We move, we step, we speak, we take action as a gesture of honoring that holiness.
This is what we must do to stay human. (Kendra Cunov)

🌀 The Conscious Warrior makes death an ally, using it to sharpen his present actions, future plans, and current state of being. (John Wineland, Precept 11)

🌀…the pathway to these treasures has a cost. In modern physics, the cost is known as, "for every action there's an equal reaction." In metaphysics, this cost is defined as the path you navigate through the world's disruptions to arrive at the sanctuary of your treasures. 
…be grateful that all paths can lead to whatever you desire. (GS&GK)

🌀 Thank you. (My beloved, my Oracle & Siren, She who must be ravished by my powerful presence)


Day 23 of this month's practice, to let these thoughts and feelings move through you, with less resistance:
Please read through first, then ...

  • Set two alarms, for times of the day when you have a five-10 minutes to become conscious of who and how you are in this day.
  • When the alarm sounds, wherever and however you are, take a few moments and:
    • Ask yourself: What happens when I slow down, almost to the point of being still? What changes? What doesn't change?

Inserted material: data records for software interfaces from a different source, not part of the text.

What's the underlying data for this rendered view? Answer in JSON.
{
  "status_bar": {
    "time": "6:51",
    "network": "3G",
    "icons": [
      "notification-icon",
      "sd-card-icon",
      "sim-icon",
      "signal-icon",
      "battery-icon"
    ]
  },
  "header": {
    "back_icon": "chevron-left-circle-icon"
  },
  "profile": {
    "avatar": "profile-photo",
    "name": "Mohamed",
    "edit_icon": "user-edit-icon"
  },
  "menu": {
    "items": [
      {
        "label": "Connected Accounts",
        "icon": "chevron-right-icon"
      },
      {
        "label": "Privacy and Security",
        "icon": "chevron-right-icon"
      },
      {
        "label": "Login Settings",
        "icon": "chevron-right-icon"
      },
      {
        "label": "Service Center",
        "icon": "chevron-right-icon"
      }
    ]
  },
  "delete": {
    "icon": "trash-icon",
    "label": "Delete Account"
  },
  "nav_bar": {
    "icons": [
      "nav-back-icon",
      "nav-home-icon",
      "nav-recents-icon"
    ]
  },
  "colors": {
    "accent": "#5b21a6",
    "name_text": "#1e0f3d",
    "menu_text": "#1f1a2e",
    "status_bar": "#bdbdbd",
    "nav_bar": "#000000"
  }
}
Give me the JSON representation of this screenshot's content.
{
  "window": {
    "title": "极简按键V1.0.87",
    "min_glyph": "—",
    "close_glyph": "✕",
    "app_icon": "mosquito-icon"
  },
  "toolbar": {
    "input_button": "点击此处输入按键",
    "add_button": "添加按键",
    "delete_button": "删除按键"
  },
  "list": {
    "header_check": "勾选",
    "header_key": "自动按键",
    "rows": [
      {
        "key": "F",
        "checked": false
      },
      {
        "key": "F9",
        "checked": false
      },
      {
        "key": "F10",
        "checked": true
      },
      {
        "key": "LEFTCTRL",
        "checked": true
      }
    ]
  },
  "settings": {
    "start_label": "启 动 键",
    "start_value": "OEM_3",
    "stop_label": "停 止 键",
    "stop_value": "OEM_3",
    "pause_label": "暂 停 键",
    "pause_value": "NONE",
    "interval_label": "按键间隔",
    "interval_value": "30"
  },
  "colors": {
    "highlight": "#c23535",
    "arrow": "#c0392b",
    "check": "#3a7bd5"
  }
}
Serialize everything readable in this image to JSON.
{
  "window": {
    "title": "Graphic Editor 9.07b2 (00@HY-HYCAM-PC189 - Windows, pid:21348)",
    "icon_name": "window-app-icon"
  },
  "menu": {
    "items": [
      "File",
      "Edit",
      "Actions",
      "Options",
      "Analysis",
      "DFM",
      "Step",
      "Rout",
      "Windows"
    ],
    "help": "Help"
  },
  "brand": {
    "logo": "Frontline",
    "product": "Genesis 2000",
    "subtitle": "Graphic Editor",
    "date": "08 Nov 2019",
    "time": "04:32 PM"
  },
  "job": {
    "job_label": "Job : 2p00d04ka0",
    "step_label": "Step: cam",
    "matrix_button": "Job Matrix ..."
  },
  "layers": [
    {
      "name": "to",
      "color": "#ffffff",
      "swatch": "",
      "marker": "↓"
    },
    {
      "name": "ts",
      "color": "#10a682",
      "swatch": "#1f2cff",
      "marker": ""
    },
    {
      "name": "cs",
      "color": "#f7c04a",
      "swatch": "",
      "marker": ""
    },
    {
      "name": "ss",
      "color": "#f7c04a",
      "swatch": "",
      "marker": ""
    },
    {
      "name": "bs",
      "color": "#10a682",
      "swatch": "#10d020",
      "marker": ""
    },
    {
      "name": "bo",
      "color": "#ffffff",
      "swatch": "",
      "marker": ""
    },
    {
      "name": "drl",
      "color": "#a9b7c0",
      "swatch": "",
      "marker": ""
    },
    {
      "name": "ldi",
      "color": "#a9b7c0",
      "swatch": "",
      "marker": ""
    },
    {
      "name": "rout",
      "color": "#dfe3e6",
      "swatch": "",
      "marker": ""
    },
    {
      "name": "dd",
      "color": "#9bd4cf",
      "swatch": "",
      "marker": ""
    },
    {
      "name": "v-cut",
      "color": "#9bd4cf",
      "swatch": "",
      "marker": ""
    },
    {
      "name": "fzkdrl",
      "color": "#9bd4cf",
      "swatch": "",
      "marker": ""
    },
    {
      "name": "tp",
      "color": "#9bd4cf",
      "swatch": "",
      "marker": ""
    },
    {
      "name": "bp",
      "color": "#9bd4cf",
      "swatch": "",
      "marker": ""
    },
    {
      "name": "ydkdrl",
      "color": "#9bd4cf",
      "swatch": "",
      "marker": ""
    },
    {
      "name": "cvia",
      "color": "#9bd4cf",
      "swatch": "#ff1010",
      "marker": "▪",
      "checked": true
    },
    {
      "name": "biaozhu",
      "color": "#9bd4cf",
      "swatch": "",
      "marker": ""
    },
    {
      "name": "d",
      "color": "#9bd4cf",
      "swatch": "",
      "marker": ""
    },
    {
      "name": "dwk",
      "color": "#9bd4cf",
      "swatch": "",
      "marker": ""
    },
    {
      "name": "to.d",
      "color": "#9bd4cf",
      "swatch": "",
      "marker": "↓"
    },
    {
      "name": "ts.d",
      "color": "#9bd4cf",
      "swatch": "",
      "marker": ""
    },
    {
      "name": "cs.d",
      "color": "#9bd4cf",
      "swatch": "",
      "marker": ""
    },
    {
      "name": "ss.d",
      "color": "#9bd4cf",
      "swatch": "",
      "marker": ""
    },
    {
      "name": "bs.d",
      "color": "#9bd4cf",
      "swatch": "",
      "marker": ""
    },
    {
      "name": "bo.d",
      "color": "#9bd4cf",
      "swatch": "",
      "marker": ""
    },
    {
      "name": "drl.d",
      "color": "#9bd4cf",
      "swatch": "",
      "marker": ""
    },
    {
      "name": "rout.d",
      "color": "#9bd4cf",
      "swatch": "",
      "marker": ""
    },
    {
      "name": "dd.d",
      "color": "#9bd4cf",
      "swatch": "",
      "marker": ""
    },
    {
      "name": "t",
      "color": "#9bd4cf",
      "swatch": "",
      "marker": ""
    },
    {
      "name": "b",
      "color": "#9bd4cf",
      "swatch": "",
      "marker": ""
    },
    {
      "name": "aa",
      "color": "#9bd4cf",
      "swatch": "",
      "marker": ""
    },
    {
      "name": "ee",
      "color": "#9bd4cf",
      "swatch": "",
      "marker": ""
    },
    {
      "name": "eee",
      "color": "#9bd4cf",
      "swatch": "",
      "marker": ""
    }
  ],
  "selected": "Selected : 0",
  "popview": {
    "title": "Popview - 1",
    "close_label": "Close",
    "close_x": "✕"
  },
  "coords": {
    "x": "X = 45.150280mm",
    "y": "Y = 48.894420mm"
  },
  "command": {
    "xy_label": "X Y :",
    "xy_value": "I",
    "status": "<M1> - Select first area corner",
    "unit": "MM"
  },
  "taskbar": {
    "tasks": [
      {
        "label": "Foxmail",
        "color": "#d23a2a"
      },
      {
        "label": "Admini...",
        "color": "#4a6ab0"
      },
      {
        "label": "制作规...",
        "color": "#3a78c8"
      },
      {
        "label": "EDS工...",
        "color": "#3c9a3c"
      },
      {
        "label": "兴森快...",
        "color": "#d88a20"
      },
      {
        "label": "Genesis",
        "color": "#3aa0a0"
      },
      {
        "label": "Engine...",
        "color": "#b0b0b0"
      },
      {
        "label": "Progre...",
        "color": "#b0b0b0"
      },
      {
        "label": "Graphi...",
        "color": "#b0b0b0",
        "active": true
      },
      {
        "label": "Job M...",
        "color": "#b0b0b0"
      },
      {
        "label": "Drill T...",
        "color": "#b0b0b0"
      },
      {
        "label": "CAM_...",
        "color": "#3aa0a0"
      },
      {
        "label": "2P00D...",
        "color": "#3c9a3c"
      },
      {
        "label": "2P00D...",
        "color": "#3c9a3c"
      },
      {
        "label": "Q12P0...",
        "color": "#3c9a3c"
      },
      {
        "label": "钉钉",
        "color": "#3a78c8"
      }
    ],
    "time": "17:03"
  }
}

Now, when I slow myself a little more, notice what begins to open, to move, within and without. Am I willing to allow this to be enjoyable, this almost-still attending to the moment within and without?
    • Then, follow the short practice here:
      • Stand, or sit, and bring your attention to your posture.
      • Feel the ground beneath your feet or sit bones, tilt your chin slightly to lift your chest open and straighten your neck.
      • Take a deep breath, through your nose, and hold it gently for the count of six. Relax the breath for the count of eight. Repeat three times.
  • When you’re done, sit or stand for another minute or two, breathing gently, slowly filling and emptying your belly. Here, as you breathe into your fullness, ask yourself, Do I feel right? Am I in alignment with the man or woman I am? Do I even have an inkling what that might feel like? Do I even have an inkling of what it feels like to be out of alignment with myself?
  • Notice if your body-mind feels somehow changed. And whether you notice a change or not, be content with yourself, exactly as you are in this moment.
  • Continue with your day until the next alarm sounds, and repeat.